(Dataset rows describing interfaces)
================================

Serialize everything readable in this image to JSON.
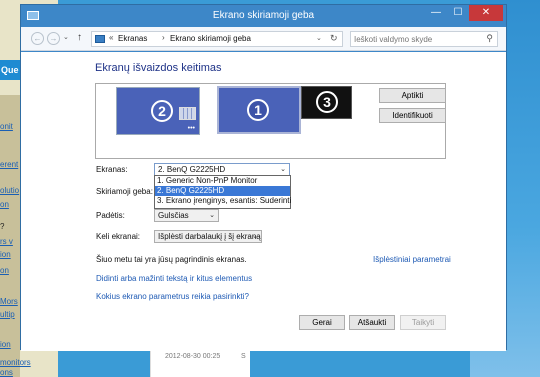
{
  "background": {
    "left_header": "Que",
    "left_snippets": [
      "onit",
      "erent",
      "olutio",
      "on",
      "?",
      "rs v",
      "ion",
      "on",
      "Mors",
      "ultip",
      "ion",
      "monitors",
      "ons"
    ],
    "middle_timestamp": "2012-08-30 00:25",
    "middle_flag": "S"
  },
  "window": {
    "title": "Ekrano skiriamoji geba",
    "controls": {
      "minimize": "—",
      "maximize": "☐",
      "close": "✕"
    }
  },
  "address": {
    "nav_back": "←",
    "nav_forward": "→",
    "nav_recent": "⌄",
    "nav_up": "↑",
    "breadcrumb_sep": "«",
    "crumbs": [
      "Ekranas",
      "Ekrano skiriamoji geba"
    ],
    "arrow": "›",
    "dropdown_arrow": "⌄",
    "refresh": "↻",
    "search_placeholder": "Ieškoti valdymo skyde",
    "search_icon": "⚲"
  },
  "main": {
    "heading": "Ekranų išvaizdos keitimas",
    "monitors": [
      {
        "number": "2"
      },
      {
        "number": "1"
      },
      {
        "number": "3"
      }
    ],
    "detect_button": "Aptikti",
    "identify_button": "Identifikuoti",
    "display_label": "Ekranas:",
    "display_value": "2. BenQ G2225HD",
    "display_options": [
      "1. Generic Non-PnP Monitor",
      "2. BenQ G2225HD",
      "3. Ekrano įrenginys, esantis: Suderinti"
    ],
    "resolution_label": "Skiriamoji geba:",
    "orientation_label": "Padėtis:",
    "orientation_value": "Gulsčias",
    "multiple_label": "Keli ekranai:",
    "multiple_value": "Išplėsti darbalaukį į šį ekraną",
    "info_text": "Šiuo metu tai yra jūsų pagrindinis ekranas.",
    "advanced_link": "Išplėstiniai parametrai",
    "link_text_size": "Didinti arba mažinti tekstą ir kitus elementus",
    "link_which_settings": "Kokius ekrano parametrus reikia pasirinkti?",
    "ok_button": "Gerai",
    "cancel_button": "Atšaukti",
    "apply_button": "Taikyti"
  },
  "colors": {
    "titlebar": "#3d87c8",
    "close_button": "#c7383a",
    "monitor": "#4a62b8",
    "selected_option": "#3a78d6",
    "link": "#1e5ab4"
  },
  "icons": [
    "window-icon",
    "back-arrow-icon",
    "forward-arrow-icon",
    "up-arrow-icon",
    "control-panel-icon",
    "refresh-icon",
    "search-icon",
    "chevron-down-icon"
  ]
}
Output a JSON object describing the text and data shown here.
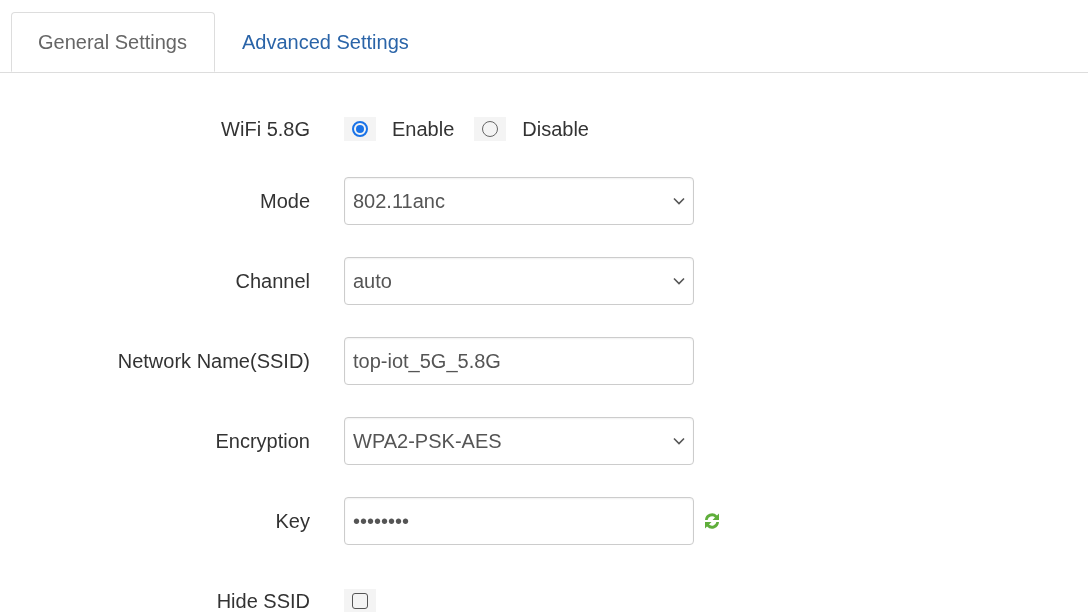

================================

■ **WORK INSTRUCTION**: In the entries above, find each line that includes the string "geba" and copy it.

■ **WRITTEN RESPONSE**:
    "title": "Ekrano skiriamoji geba",
      "Ekrano skiriamoji geba"
    "resolution_label": "Skiriamoji geba:",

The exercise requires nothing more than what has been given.